  45. Tidd, J., & Bessant, J. (2009). Managing innovation. Integrating technological, market, and organizational change (4th ed.). Chichester: Wiley.Google Scholar
  46. Tierney, P., Farmer, S. M., & Graen, G. B. (1999). An examination of leadership and employee creativity: The relevance of traits and relationships. Personnel Psychology, 52, 591–620.CrossRefGoogle Scholar
  47. Vie, O. E. (2012). Ledelse på norsk. Magma, 4, 60–67.Google Scholar
  48. Von Hippel, E. (1995). The sources of innovation. New York: Oxford University Press.Google Scholar
  49. Von Hippel, E. (2005). Democratizing innovation. Boston: MIT Press Books.Google Scholar
  50. Wilkinson, A., & Dundon, T. (2010). Direct employee participation. In A. Wilkinson, P. J. Gollan, M. Marchington, & D. Lewin (Eds.), The Oxford handbook of participation in organizations (pp. 167–185). New York: Oxford University Press.CrossRefGoogle Scholar
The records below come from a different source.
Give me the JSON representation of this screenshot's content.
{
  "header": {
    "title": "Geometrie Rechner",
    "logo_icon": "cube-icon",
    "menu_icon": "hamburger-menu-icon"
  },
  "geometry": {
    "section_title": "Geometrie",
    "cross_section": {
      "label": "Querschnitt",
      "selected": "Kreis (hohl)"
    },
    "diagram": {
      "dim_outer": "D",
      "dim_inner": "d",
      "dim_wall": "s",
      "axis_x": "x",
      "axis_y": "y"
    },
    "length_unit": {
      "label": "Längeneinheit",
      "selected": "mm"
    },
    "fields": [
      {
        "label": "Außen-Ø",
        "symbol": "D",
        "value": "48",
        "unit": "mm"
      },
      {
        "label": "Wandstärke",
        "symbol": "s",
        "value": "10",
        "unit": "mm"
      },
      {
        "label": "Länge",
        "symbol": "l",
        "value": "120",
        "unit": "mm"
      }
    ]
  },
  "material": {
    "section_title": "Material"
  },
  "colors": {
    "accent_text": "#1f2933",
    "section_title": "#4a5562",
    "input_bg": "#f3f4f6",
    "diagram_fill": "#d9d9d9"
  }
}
Copyright information

© Springer International Publishing AG 2017

Authors and Affiliations

  • Kåre Hansen
    • 1
  • Oscar Amundsen
    • 2
  • Tone Merethe Berg Aasen
    • 3
  • Leif Jarle Gressgård
    • 1
  1. 1.Department of Social SciencesInternational Research Institute of StavangerStavangerNorway
  2. 2.Faculty of Social Sciences and Technology Management, Department of Education and Lifelong LearningNorwegian University of Science and TechnologyTrondheimNorway
  3. 3.SINTEF Technology and SocietyTrondheimNorway

Personalised recommendations